Reeves made no secret that Price was not his choice and was determined to reign the actor’s usual infusion of camp. This caused clashes, which Price later commented “He would stop me and say, ‘Don’t move your head like that.’ And I would say, “Like what? What do you mean?” He’d say, “There – you’re doing it again. Don’t do that.” During one argument, Price reputedly said “I’ve made 92 films. What have you done?” Reeves responded “Two good ones.” However, upon seeing the completed film, Price declared it to be one of the best performances he had ever given and realised what Reeves was trying to achieve.
There was also a problem with the original ending in which Ian Ogilvy was to have pushed Price on to a vat of burning coal, engulfing him in flames. The required pyro technique could not be staged in the end, so it was suggested that Richard Marshall (Ogilvy) should hack Hopkins to death, as the Nicky Henson character bursts in and finishes the job with his flintlock. A now insane Marshall goes for his friend and is himself shot dead. However, Henson pointed out to Reeves that a flintlock is not a revolver and has to be reloaded after each shot. Reeves, on the spot, decided to have Marshall ranting “You took him away from me” and the camera freeze on Sara screaming, creating one of the most memorable endings in horror film history
Upon release, the film’s violence inevitably attracted negative reviews, particularly from playwright Alan Bennett who attacked it as “the most persistently sadistic and morally rotten film I have seen. It was a degrading experience by which I mean it made me feel dirty.” Reeves responded with “Surely the most immoral thing in any form of entertainment is the conditioning of the audience to accept and enjoy violence … Violence is horrible, degrading and sordid. Insofar as one is going to show it on the screen at all, it should be presented as such – and the more people it shocks into sickened recognition of these facts the better. I wish I could have witnessed Mr. Bennett frantically attempting to wash away the ‘dirty’ feeling my film gave him. It would have been proof of the fact that Witchfinder General works as intended.”
AIP released it in the States as The Conqueror Worm to tie it in with their cycle of Poe movies previously made with Vincent Price. It went on to gross 10 million dollars, much to everyone’s surprise. But, then, it is in many ways a western and would connect with the American psyche as such. Apart from horse riding chases, the plot revolves around a hero returning to the ranch, only to find it has been raided by outlaws and his woman violated. So off he goes to hunt them down and exact revenge. Comparisons can be drawn with such westerns as Rancho Notorious and The Searchers.
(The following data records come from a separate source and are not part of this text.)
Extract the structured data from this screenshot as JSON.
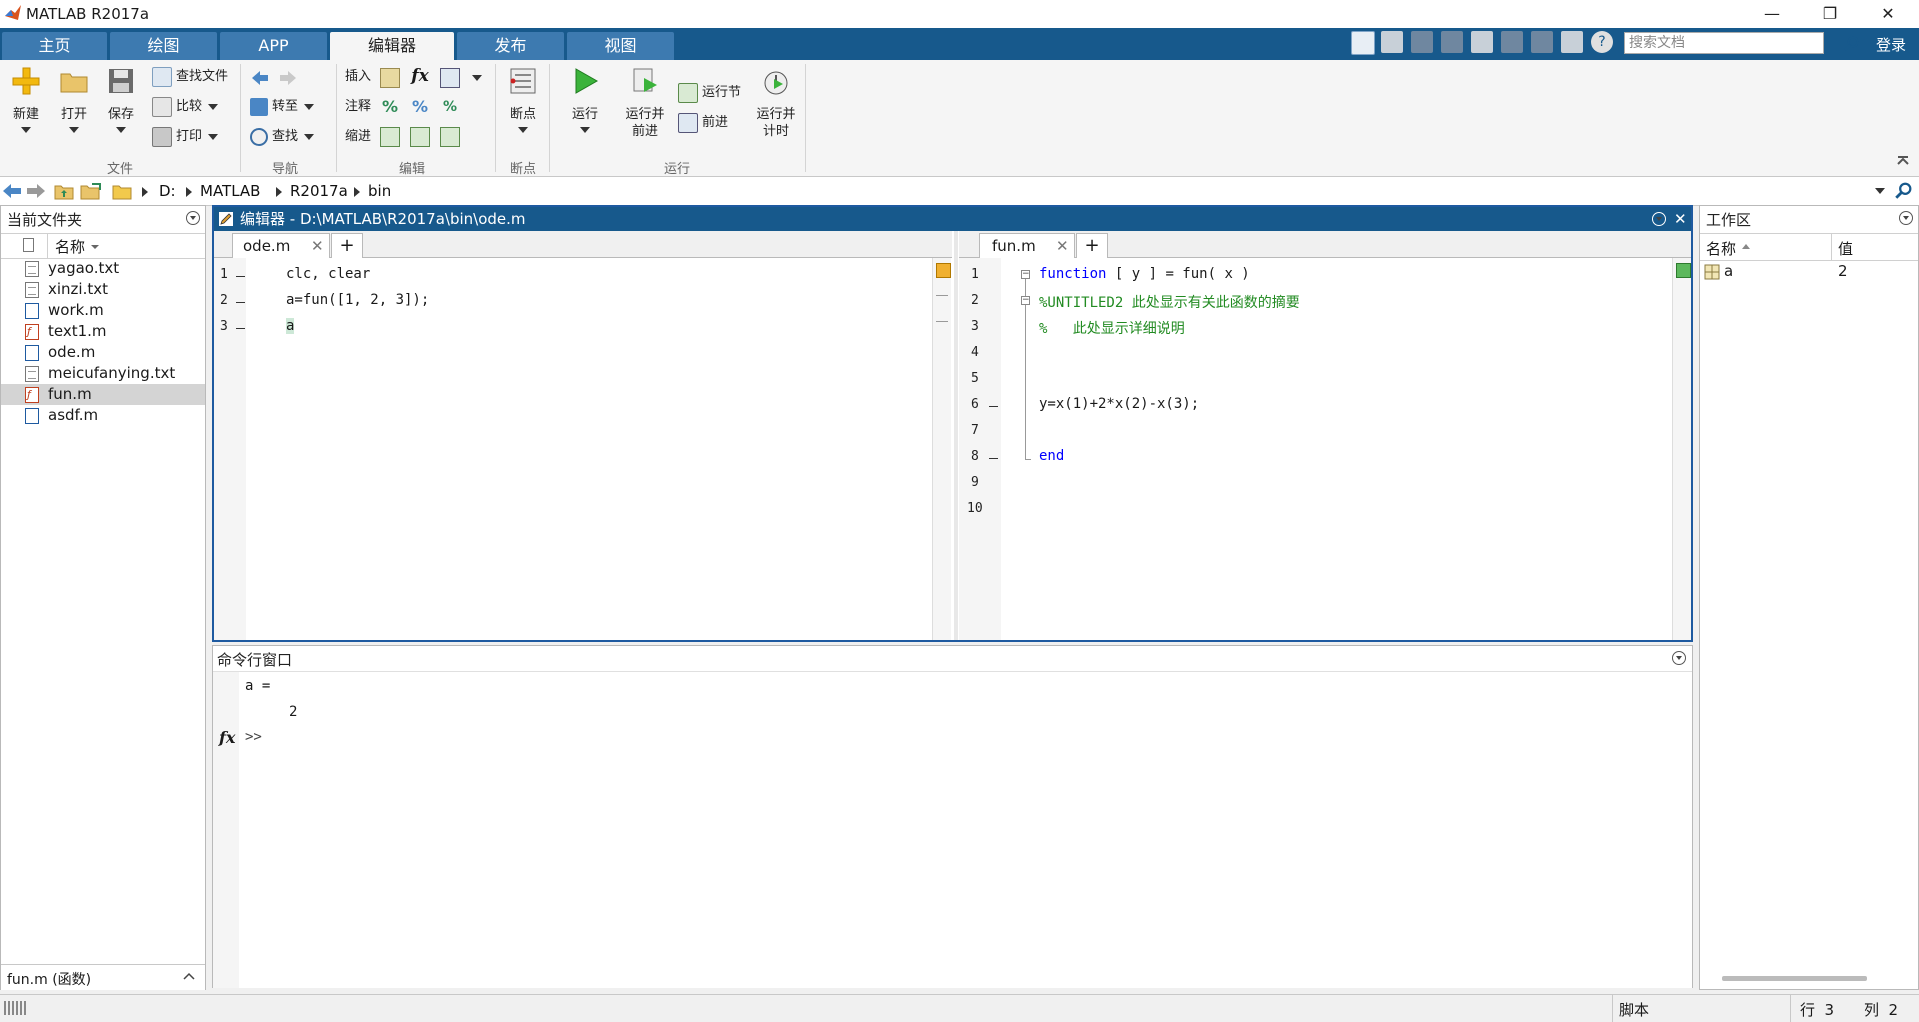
{
  "window": {
    "title": "MATLAB R2017a",
    "minimize": "—",
    "restore": "❐",
    "close": "✕"
  },
  "tabs": [
    {
      "label": "主页"
    },
    {
      "label": "绘图"
    },
    {
      "label": "APP"
    },
    {
      "label": "编辑器"
    },
    {
      "label": "发布"
    },
    {
      "label": "视图"
    }
  ],
  "active_tab": "编辑器",
  "search": {
    "placeholder": "搜索文档"
  },
  "login_label": "登录",
  "ribbon": {
    "file": {
      "new": "新建",
      "open": "打开",
      "save": "保存",
      "find_files": "查找文件",
      "compare": "比较",
      "print": "打印",
      "group": "文件"
    },
    "navigate": {
      "goto": "转至",
      "find": "查找",
      "group": "导航"
    },
    "edit": {
      "insert": "插入",
      "comment": "注释",
      "indent": "缩进",
      "group": "编辑",
      "fx": "fx"
    },
    "breakpoints": {
      "label": "断点",
      "group": "断点"
    },
    "run": {
      "run": "运行",
      "run_advance": "运行并\n前进",
      "run_section": "运行节",
      "advance": "前进",
      "run_time": "运行并\n计时",
      "group": "运行"
    }
  },
  "address": {
    "parts": [
      "D:",
      "MATLAB",
      "R2017a",
      "bin"
    ]
  },
  "current_folder": {
    "title": "当前文件夹",
    "column_name": "名称",
    "files": [
      {
        "name": "yagao.txt",
        "type": "txt"
      },
      {
        "name": "xinzi.txt",
        "type": "txt"
      },
      {
        "name": "work.m",
        "type": "m"
      },
      {
        "name": "text1.m",
        "type": "fx"
      },
      {
        "name": "ode.m",
        "type": "m"
      },
      {
        "name": "meicufanying.txt",
        "type": "txt"
      },
      {
        "name": "fun.m",
        "type": "fx",
        "selected": true
      },
      {
        "name": "asdf.m",
        "type": "m"
      }
    ],
    "detail": "fun.m  (函数)"
  },
  "editor": {
    "title": "编辑器 - D:\\MATLAB\\R2017a\\bin\\ode.m",
    "left": {
      "tab": "ode.m",
      "lines": [
        {
          "n": "1",
          "code": "clc, clear"
        },
        {
          "n": "2",
          "code": "a=fun([1, 2, 3]);"
        },
        {
          "n": "3",
          "code": "a"
        }
      ]
    },
    "right": {
      "tab": "fun.m",
      "line_numbers": [
        "1",
        "2",
        "3",
        "4",
        "5",
        "6",
        "7",
        "8",
        "9",
        "10"
      ],
      "l1_kw": "function",
      "l1_rest": " [ y ] = fun( x )",
      "l2": "%UNTITLED2 此处显示有关此函数的摘要",
      "l3": "%   此处显示详细说明",
      "l6": "y=x(1)+2*x(2)-x(3);",
      "l8": "end"
    }
  },
  "command_window": {
    "title": "命令行窗口",
    "output_1": "a =",
    "output_2": "2",
    "prompt": ">>",
    "fx": "fx"
  },
  "workspace": {
    "title": "工作区",
    "col_name": "名称",
    "col_value": "值",
    "vars": [
      {
        "name": "a",
        "value": "2"
      }
    ]
  },
  "status": {
    "mode": "脚本",
    "row": "行  3",
    "col": "列  2"
  },
  "colors": {
    "accent": "#17598c",
    "keyword": "#0000ff",
    "comment": "#228b22"
  }
}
More recently, the story of the making of Witchfinder General became the subject of a radio play. Vincent Price and The Horror of The English Blood Beast by Matthew Broughton, first broadcast in March 2010 on BBC Radio 4. Vincent Price played by Nickolas Grace.